Willner Calls for a TV Tax


Washington — A federal tax designed to subsidize local TV stations should replace the current system that allows broadcasters to help their finances by demanding cash for carriage from cable operators, Insight Communications CEO Michael Willner said last week.

Willner said his TV-tax proposal would ensure a second revenue stream for broadcasters while relieving cable operators from having to pay for programming that is offered to the public free of charge.

“Set up a way of collecting a tax. If you want people to pay for broadcasting, collect it from everybody evenly. They do it in Britain,” said Willner, a panelist at the annual Association of Cable Communicators (formerly Cable Television Public Affairs Association) Forum 2007 on March 12 here.

Insight is the No. 9 U.S cable operator with 1.3 million subscribers, mostly in the Midwest.

In recent years, TV-station groups have become more aggressive in using their legal right to withhold their signals to demand cash payments. Recent examples include Sinclair Broadcast Group's three-month standoff with cable operator Mediacom Communications.
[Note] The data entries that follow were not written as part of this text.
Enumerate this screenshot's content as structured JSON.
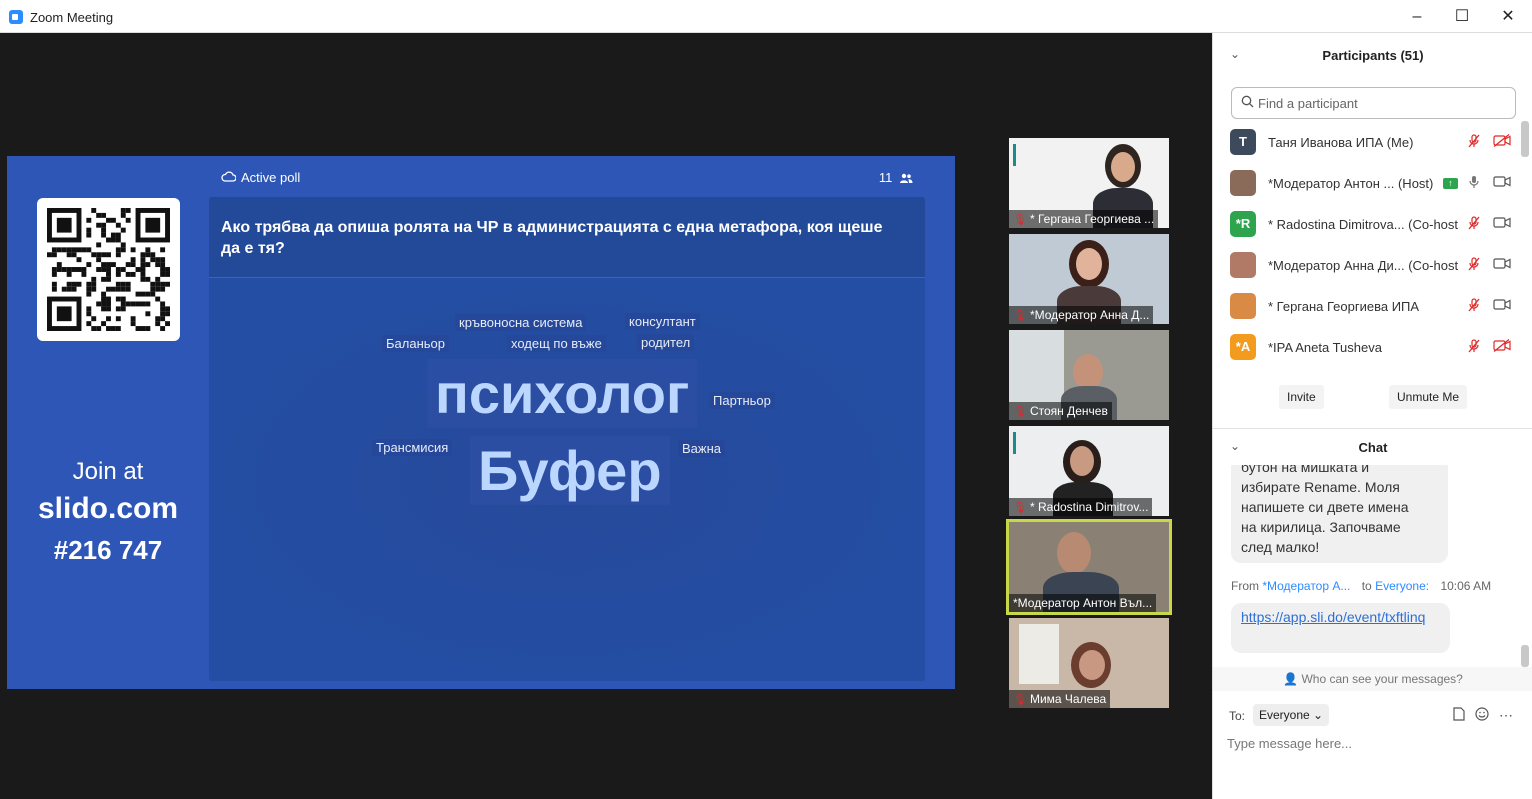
{
  "window": {
    "title": "Zoom Meeting",
    "minimize": "–",
    "maximize": "☐",
    "close": "✕"
  },
  "slide": {
    "join_at": "Join at",
    "join_url": "slido.com",
    "join_code": "#216 747",
    "poll_label": "Active poll",
    "participant_count": "11",
    "question": "Ако трябва да опиша ролята на ЧР в администрацията с една метафора, коя щеше да е тя?",
    "words": {
      "w1": "кръвоносна система",
      "w2": "консултант",
      "w3": "Баланьор",
      "w4": "ходещ по въже",
      "w5": "родител",
      "w6": "психолог",
      "w7": "Партньор",
      "w8": "Трансмисия",
      "w9": "Буфер",
      "w10": "Важна"
    }
  },
  "thumbnails": [
    {
      "name": "* Гергана Георгиева ..."
    },
    {
      "name": "*Модератор Анна Д..."
    },
    {
      "name": "Стоян Денчев"
    },
    {
      "name": "* Radostina Dimitrov..."
    },
    {
      "name": "*Модератор Антон Въл..."
    },
    {
      "name": "Мима Чалева"
    }
  ],
  "participants": {
    "title": "Participants (51)",
    "search_placeholder": "Find a participant",
    "list": [
      {
        "initials": "T",
        "name": "Таня Иванова ИПА (Me)",
        "color": "#3d4a5c"
      },
      {
        "initials": "",
        "name": "*Модератор Антон ... (Host)",
        "color": "#8a6a58"
      },
      {
        "initials": "*R",
        "name": "* Radostina Dimitrova... (Co-host)",
        "color": "#2ea44f"
      },
      {
        "initials": "",
        "name": "*Модератор Анна Ди... (Co-host)",
        "color": "#b07a66"
      },
      {
        "initials": "",
        "name": "* Гергана Георгиева ИПА",
        "color": "#d98a44"
      },
      {
        "initials": "*A",
        "name": "*IPA Aneta Tusheva",
        "color": "#f29b1d"
      }
    ],
    "invite": "Invite",
    "unmute": "Unmute Me"
  },
  "chat": {
    "title": "Chat",
    "message_partial": [
      "бутон на мишката и",
      "избирате Rename. Моля",
      "напишете си двете имена",
      "на кирилица. Започваме",
      "след малко!"
    ],
    "from_label": "From",
    "from_name": "*Модератор А...",
    "to_label": "to",
    "to_name": "Everyone:",
    "time": "10:06 AM",
    "link": "https://app.sli.do/event/txftlinq",
    "who_can_see": "Who can see your messages?",
    "to_select_label": "To:",
    "to_select_value": "Everyone",
    "input_placeholder": "Type message here..."
  }
}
Willner indicated that the TV tax would fund a federal royalty pool, similar to the one used to compensate sports leagues and Hollywood studios.
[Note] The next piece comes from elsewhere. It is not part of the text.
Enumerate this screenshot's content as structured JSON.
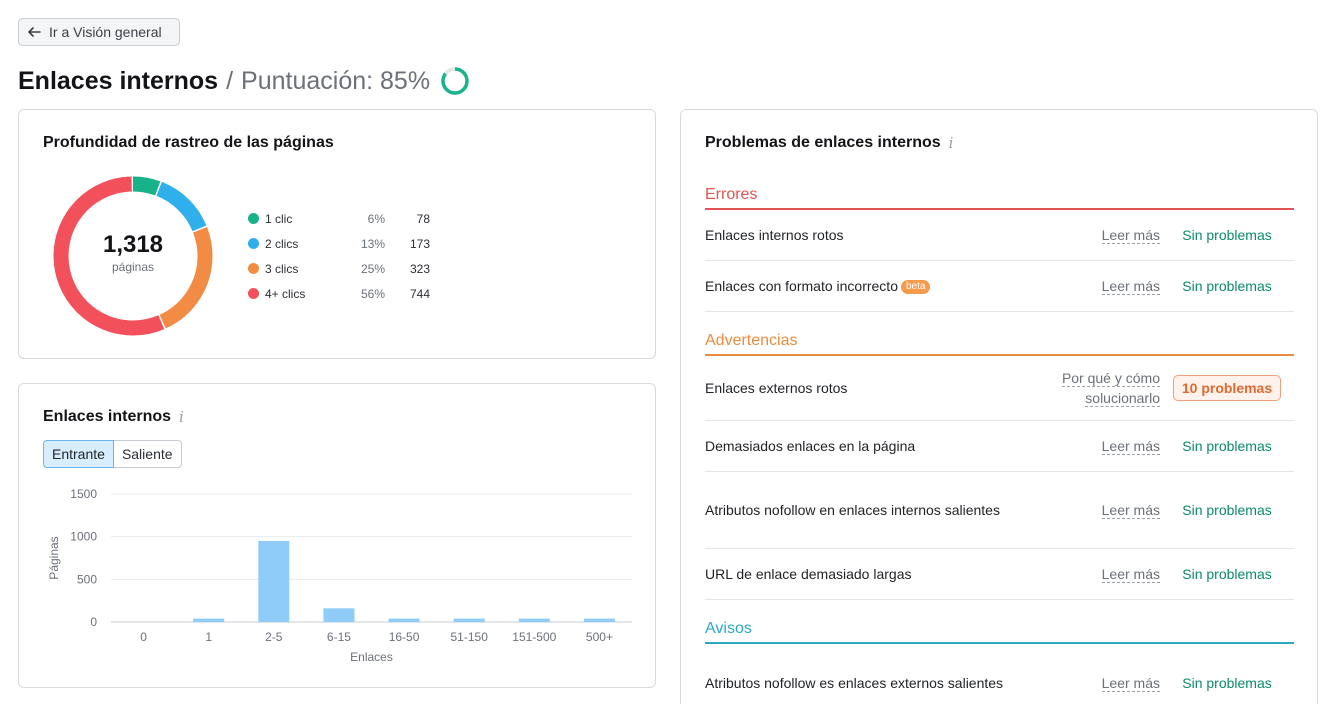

“This would be in lieu of retransmission consent, and all broadcasters would share in the pool,” said Willner, who didn't suggest the size of the tax. “We'll collect it. We don't care — but as long as everybody gets [taxed] equally.”

National Association of Broadcasters executive vice president of communications Dennis Wharton called the proposal “laughable” and said the “NAB isn't interested in raising taxes on American citizens.”

The tax would alter a regulatory mandate that works to the disadvantage of cable companies, including the requirement that every cable subscriber must purchase the program package that includes local TV signals, Willner said.

“The reality is, the system is broken,” he added. “It really doesn't work because what it's doing is charging certain parts of the population to watch over-the-air television while it doesn't charge other parts of the population.”